**THE RECORDS:**
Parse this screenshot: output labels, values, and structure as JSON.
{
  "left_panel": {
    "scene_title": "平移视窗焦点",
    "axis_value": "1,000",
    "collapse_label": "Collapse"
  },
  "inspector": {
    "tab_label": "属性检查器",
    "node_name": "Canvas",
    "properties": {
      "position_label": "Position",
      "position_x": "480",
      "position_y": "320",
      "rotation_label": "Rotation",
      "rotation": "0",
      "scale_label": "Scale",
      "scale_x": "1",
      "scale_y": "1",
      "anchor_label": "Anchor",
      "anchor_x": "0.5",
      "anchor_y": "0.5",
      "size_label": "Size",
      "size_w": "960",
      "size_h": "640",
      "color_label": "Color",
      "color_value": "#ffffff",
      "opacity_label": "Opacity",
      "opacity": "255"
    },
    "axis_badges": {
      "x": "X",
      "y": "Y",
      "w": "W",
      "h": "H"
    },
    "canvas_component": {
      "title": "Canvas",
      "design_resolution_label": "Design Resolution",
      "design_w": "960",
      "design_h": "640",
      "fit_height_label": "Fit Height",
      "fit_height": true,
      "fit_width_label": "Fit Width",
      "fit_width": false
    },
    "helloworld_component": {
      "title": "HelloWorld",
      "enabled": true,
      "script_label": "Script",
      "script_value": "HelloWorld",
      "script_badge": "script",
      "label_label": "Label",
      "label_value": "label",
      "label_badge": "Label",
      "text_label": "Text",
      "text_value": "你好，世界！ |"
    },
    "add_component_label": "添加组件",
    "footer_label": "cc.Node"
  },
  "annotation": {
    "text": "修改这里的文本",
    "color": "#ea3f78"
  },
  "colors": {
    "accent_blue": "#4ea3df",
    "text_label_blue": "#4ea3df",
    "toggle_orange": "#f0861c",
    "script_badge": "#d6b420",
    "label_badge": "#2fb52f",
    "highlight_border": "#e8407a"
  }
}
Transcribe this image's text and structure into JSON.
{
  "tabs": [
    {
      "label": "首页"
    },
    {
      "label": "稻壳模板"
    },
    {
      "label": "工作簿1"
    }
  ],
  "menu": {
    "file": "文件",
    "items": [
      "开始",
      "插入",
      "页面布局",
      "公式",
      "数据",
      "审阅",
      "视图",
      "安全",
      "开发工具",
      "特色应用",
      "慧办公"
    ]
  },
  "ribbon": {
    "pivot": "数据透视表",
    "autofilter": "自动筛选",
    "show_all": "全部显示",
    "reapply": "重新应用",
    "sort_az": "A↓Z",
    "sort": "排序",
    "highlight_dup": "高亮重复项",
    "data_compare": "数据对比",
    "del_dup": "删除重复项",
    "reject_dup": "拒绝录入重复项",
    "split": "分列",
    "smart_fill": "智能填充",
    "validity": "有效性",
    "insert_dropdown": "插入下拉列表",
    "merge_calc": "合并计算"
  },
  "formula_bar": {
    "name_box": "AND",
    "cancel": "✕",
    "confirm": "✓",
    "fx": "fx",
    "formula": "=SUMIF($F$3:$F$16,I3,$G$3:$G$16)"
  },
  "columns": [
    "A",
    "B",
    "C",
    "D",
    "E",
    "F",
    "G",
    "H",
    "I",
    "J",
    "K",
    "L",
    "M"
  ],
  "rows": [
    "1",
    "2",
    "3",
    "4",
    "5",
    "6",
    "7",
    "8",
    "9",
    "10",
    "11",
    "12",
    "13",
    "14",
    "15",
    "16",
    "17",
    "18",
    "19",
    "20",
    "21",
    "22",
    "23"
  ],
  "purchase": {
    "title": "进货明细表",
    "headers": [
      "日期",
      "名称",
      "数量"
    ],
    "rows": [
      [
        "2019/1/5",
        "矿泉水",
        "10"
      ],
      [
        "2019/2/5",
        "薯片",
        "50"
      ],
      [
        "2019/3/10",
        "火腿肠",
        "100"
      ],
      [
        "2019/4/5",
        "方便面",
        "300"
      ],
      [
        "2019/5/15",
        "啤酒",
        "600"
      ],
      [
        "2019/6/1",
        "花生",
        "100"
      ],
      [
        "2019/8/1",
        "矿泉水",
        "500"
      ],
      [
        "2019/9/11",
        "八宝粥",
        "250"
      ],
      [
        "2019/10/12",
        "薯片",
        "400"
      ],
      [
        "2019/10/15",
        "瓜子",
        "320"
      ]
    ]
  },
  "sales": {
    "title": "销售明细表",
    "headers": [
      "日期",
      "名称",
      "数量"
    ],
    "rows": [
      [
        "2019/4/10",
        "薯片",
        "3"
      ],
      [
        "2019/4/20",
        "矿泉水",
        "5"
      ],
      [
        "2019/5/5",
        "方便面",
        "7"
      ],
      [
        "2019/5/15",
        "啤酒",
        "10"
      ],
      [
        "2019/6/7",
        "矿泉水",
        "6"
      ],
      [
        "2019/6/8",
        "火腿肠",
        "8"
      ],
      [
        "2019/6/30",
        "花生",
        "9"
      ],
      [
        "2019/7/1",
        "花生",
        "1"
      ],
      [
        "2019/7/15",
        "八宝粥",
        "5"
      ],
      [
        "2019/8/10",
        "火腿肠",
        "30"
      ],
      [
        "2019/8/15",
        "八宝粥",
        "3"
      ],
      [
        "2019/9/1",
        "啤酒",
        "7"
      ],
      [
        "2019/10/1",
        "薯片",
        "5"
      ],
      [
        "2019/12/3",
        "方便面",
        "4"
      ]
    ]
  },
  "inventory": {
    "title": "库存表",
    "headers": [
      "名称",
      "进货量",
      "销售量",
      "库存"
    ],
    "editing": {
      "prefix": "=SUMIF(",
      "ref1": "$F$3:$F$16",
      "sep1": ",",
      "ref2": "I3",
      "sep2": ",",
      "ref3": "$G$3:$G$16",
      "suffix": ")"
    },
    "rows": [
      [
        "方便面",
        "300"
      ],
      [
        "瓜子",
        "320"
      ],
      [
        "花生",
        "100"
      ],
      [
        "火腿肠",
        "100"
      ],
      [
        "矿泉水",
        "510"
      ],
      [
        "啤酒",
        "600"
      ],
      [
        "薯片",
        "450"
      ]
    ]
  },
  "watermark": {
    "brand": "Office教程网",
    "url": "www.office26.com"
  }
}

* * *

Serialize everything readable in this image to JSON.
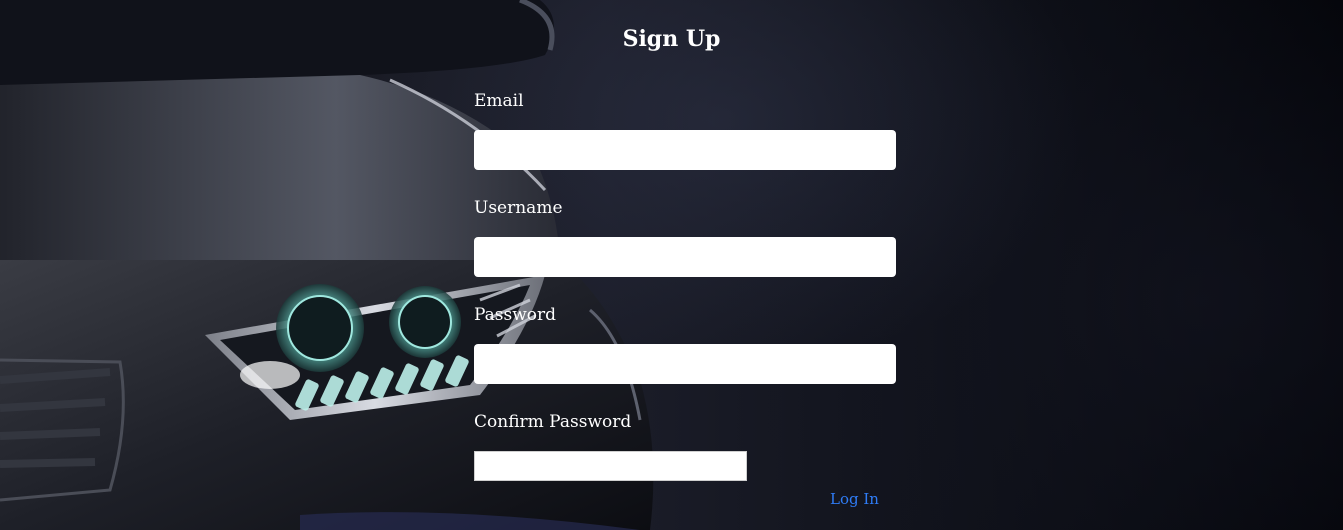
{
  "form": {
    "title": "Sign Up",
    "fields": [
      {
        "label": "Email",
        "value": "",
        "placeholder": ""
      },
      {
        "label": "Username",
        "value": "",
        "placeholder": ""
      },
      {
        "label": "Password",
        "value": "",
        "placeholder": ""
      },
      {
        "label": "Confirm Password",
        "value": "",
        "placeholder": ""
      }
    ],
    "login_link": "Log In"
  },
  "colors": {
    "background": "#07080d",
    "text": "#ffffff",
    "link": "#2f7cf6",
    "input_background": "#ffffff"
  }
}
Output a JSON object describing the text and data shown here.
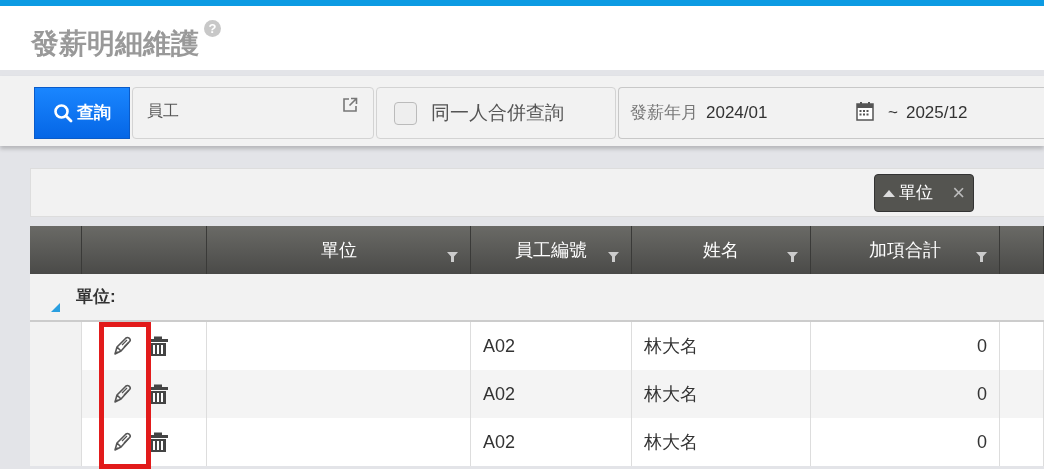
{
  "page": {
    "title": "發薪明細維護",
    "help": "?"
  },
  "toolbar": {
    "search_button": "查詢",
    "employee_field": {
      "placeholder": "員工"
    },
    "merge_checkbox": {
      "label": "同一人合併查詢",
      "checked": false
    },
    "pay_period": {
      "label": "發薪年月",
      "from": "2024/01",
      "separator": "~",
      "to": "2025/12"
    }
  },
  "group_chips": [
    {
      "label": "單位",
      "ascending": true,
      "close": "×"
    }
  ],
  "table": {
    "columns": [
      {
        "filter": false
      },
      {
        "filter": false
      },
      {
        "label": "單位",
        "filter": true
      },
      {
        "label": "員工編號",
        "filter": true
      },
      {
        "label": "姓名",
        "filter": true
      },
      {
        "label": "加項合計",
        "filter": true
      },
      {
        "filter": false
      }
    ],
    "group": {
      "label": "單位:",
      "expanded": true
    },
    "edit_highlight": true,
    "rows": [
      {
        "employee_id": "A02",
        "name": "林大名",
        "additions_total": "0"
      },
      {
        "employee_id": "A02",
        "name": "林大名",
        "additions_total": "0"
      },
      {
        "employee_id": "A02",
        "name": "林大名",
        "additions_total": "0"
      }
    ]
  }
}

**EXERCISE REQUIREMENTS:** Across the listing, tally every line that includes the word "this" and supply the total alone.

**WRITTEN ANSWER:** 3